In August, Just Style reported that the number of designers employed in the apparel sector has more than doubled in the past year, despite growing concerns over AI’s impact on creatives working in the sector.

However, according to McKinsey & Co’s latest report, the overall financial impact of gen AI on the fashion industry is significant, with as much as a quarter of the value expected to be driven by use cases at the design and product development stage of the value chain in 2024.

Omnichannel – a key focus for apparel retailers

Omnichannel has been another key theme for apparel in the past 12 months. According to GlobalData’s jobs data, the number of closed jobs peaked in November 2023, with a total of 12,216 omnichannel jobs closing at apparel companies that month. This is up from just 4,371 omnichannel job closings in January 2023.

Source: GlobalData

The top hiring companies for omnichannel jobs include Penney OpCo, Abercrombie & Fitch and Tailored Brands Inc.

In July, UK activewear brand Sweaty Betty adopted NewStore’s mobile point-of-sale system to provide a “seamless and scalable omnichannel experience” in its 73 stores.

Personalisation – an untapped trend?

According to GlobalData’s patents data, the number of apparel companies mentioning “personalisation” in their financial filings peaked in Q2 2023, with the theme mentioned 52 times that quarter. In Q4, the trend is mentioned just 17 times so far.

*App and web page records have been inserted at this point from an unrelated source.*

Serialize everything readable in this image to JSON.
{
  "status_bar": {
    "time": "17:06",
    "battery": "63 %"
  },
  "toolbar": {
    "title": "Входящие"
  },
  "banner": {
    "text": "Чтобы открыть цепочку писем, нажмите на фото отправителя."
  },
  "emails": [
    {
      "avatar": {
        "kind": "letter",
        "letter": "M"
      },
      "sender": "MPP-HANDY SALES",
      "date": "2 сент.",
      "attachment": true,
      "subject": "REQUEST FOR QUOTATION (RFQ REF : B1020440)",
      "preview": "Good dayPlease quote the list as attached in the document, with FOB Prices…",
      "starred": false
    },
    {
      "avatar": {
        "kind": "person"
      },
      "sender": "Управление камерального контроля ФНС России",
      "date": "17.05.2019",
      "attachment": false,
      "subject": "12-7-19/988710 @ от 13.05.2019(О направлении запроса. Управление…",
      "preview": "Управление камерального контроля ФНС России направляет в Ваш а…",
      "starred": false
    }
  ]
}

Source: GlobalData

Looking deeper into the data, the word “personalisation” was mentioned just twice in Q4 2022, showing how much this trend has come into focus in 2023.

While mentions of “personalisation” in apparel company financial reports had trailed off slightly by the end of this year, with just 17 mentions in Q4 2023 so far, Q4 has also seen three companies mention “more personalisation”, which suggests that this is a growing trend for apparel companies.

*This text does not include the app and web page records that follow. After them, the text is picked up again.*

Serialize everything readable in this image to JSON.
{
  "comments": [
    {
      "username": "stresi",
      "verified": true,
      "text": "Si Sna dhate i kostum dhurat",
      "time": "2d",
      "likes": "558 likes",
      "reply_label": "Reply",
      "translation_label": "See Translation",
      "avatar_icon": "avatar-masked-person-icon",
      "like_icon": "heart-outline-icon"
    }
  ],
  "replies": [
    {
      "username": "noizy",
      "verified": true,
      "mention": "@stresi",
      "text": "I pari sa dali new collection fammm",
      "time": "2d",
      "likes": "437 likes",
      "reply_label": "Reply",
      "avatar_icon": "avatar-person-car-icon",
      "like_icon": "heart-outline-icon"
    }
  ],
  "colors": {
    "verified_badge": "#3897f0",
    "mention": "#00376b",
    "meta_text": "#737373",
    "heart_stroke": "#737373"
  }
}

According to GlobalData’s filings data, top apparel companies mentioning personalisation in their financial reports include e-commerce giant ASOS, US-based retailer Dick’s Sporting Goods and British supermarket Tesco.

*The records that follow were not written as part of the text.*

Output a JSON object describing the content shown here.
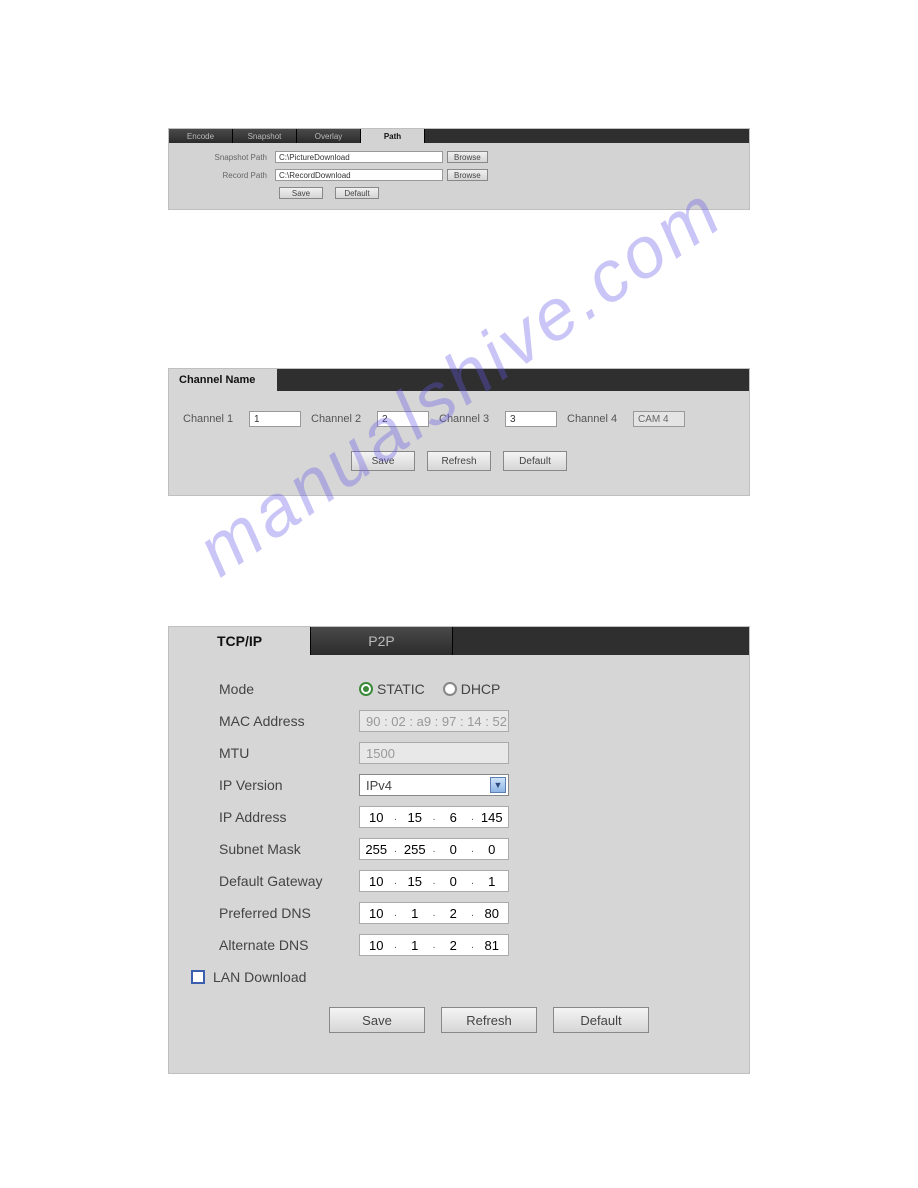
{
  "watermark": "manualshive.com",
  "panel1": {
    "tabs": [
      "Encode",
      "Snapshot",
      "Overlay",
      "Path"
    ],
    "activeTab": "Path",
    "rows": [
      {
        "label": "Snapshot Path",
        "value": "C:\\PictureDownload",
        "browse": "Browse"
      },
      {
        "label": "Record Path",
        "value": "C:\\RecordDownload",
        "browse": "Browse"
      }
    ],
    "buttons": {
      "save": "Save",
      "default": "Default"
    }
  },
  "panel2": {
    "tabLabel": "Channel Name",
    "channels": [
      {
        "label": "Channel 1",
        "value": "1"
      },
      {
        "label": "Channel 2",
        "value": "2"
      },
      {
        "label": "Channel 3",
        "value": "3"
      },
      {
        "label": "Channel 4",
        "value": "CAM 4"
      }
    ],
    "buttons": {
      "save": "Save",
      "refresh": "Refresh",
      "default": "Default"
    }
  },
  "panel3": {
    "tabs": [
      "TCP/IP",
      "P2P"
    ],
    "activeTab": "TCP/IP",
    "modeLabel": "Mode",
    "modes": {
      "static": "STATIC",
      "dhcp": "DHCP",
      "selected": "STATIC"
    },
    "macLabel": "MAC Address",
    "mac": "90 : 02 : a9 : 97 : 14 : 52",
    "mtuLabel": "MTU",
    "mtu": "1500",
    "ipVersionLabel": "IP Version",
    "ipVersion": "IPv4",
    "fields": {
      "ipAddress": {
        "label": "IP Address",
        "octets": [
          "10",
          "15",
          "6",
          "145"
        ]
      },
      "subnetMask": {
        "label": "Subnet Mask",
        "octets": [
          "255",
          "255",
          "0",
          "0"
        ]
      },
      "defaultGateway": {
        "label": "Default Gateway",
        "octets": [
          "10",
          "15",
          "0",
          "1"
        ]
      },
      "preferredDNS": {
        "label": "Preferred DNS",
        "octets": [
          "10",
          "1",
          "2",
          "80"
        ]
      },
      "alternateDNS": {
        "label": "Alternate DNS",
        "octets": [
          "10",
          "1",
          "2",
          "81"
        ]
      }
    },
    "lanDownloadLabel": "LAN Download",
    "lanDownloadChecked": false,
    "buttons": {
      "save": "Save",
      "refresh": "Refresh",
      "default": "Default"
    }
  }
}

A report in September found that a business model based on mass customisation of clothes can help address the issue of overconsumption and reduce the fashion industry’s environmental impact.

A new focus on resale and rental

The trend towards a circular economy continued in 2023, with a growing number of companies launching resale and rental platforms as part of their offering.

According to GlobalData’s filings analytics, the number of apparel companies mentioning “rentals” in financial filings has been steadily growing since 2018. This year, the term was mentioned 11 times in financial filings so far.

“Repairs” were mentioned six times in apparel company filings in 2023, up from just two mentions in 2020. The term “circular economy” has also appeared in apparel company searches this year, with two mentions in 2023.

The companies most frequently mentioning resale, rental and connected terms include US-based retail Group Urban Outfitters, British department store John Lewis and fast fashion giant H&M.

In September, Just Style reported apparel companies’ interest in the circular economy and resale market has been steadily growing over the past few years, with mentions of the “circular economy” in company filings having nearly quadrupled since 2017.

In October, a report from resale platform provider Trove and software provider Worldly found that fashion brands can maximise the environmental benefits of their resale platform by increasing the value of their products in their secondary markets. Product durability and timeless styles are key here, as well as low rejection rates.

Our signals coverage is powered by GlobalData’s Thematic Engine, which tags millions of data items across six alternative datasets — patents, jobs, deals, company filings, social media mentions and news — to themes, sectors and companies. These signals enhance our predictive capabilities, helping us to identify the most disruptive threats across each of the sectors we cover and the companies best placed to succeed.